In the last article we talked about Speed and Agility training with Coach Scott Chamberlin. For this article, I switched gears and sat down with another Fitness Professional that is training at Poston’s Fitness for Life, Megan Twining. She works with clients one on one and in group settings. It is one of her group trainings, BARRE that I am bringing to you in this writing. I remember when I first talked to our clients about getting a BARRE installed at our training center, they were like WOW, you are putting in a BAR? We had quite a laugh about that once we got on the same page. So with that, let’s meet Megan Twining.
Bob: Hi Megan, looks like you had another great BARRE class today. There are quite a few folks out there that are unfamiliar with BARRE, how would you describe BARRE and its evolution for them?
Megan: BARRE is a very fun & different kind of workout; it’s super effective, and designed to eliminate fitness plateaus. The no-impact class is a fusion of functional fitness, isometrics, and challenging, “barre-work”, which is the foundation for muscle endurance required by dancers. The result is a lean, sculpted body, elongated muscles, strong core, and improved flexibility and posture.
There is no dancing in BARRE, and there is no performance or dance coordination called upon. Much like a boot-camp class, the instructor will walk you through a series of exercise combinations that target specific muscle groups. You may find yourself on your toes, or in a deep plié and the instructor will have you work from there. The challenge is to maintain the pose as you work. That’s how your muscles change!
BARRE found itself as a welcome addition to the fitness industry at about the same time that Dancing with the Stars began flashing long legs, strong backs and arms, and sculpted abs all over the TV! Wow—that healthy dancer physique!

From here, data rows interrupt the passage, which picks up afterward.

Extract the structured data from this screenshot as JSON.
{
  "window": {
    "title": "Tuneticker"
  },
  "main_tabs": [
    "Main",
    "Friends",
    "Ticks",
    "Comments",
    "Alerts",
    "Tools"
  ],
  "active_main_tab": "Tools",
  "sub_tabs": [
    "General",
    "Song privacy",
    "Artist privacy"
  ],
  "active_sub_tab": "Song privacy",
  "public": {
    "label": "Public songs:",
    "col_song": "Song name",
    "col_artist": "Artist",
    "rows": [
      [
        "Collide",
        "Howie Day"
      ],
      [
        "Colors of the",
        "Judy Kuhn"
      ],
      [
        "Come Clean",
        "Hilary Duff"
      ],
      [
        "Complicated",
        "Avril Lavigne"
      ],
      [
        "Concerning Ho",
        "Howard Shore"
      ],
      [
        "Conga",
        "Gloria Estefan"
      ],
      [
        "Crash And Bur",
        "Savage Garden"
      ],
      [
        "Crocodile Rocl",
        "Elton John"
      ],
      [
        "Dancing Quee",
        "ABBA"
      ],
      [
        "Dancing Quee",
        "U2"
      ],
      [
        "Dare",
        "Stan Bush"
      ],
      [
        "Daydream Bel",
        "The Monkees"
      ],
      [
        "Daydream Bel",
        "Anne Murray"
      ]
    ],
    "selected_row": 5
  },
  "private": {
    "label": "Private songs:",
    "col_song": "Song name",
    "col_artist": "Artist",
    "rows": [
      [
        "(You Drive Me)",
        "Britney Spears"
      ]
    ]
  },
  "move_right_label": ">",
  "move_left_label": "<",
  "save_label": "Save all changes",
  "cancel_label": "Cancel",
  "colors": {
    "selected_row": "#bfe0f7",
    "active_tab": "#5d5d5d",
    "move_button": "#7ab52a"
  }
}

The fitness industry gained a very effective workout when some of the key elements of dance training went mainstream!
Bob: So, is it good for both men and women?
Megan: Yes. Like yoga, women and men both benefit from BARRE. It is a great compliment to any type of training because of the focus on the smaller muscle groups which are needed to, not only support larger muscles used in more traditional gym workouts or sports, but for injury prevention as well.
Bob: How about one’s level of fitness to participate in a BARRE class?
Megan: BARRE classes are challenging for every level of fitness. Clients, who are new to working out, or starting again after some time off, will find the class challenging as they build up stamina. Others who are take BARRE as a way to incorporate some cross-training, or to work through a fitness plateau, will find the method very rewarding because of the elements of muscle confusion. Advanced clients who are working at more of a performance level will find challenge in engaging muscles at the deepest layers. Once that deep muscle tissue is involved, the muscle begins to shake–that is usually when clients are hooked!
Bob: How often should you take a training class like this?
Megan: BARRE, because of its no-impact, total body method, is safe to take many times per week. Clients see inches lost and toned muscles after about 3 weeks when they consistently attend 3-4x/week. If BARRE is being added as a supplement to a specific sport or personal training routine 2x/week will provide gains in flexibility and supporting muscle strength.
Bob: Is there special clothing or equipment that a client would need to bring?
Megan: POSTON’S Fitness provides all the equipment needed for BARRE class. Wearing workout attire that is comfortable, allows movement, and provides some modesty from waist to knee is best. Most clients wear what they would to a yoga class. No shoes please. We work barefoot, or with yoga socks, which provide traction.
Wow, thanks Megan for this great insight into what BARRE is all about. So, there you have it folks. You will gain balance, flexibility, strength and endurance, by hitting your local BARRE class found at Poston’s Fitness in Dunkirk. I wish you great health, Bob.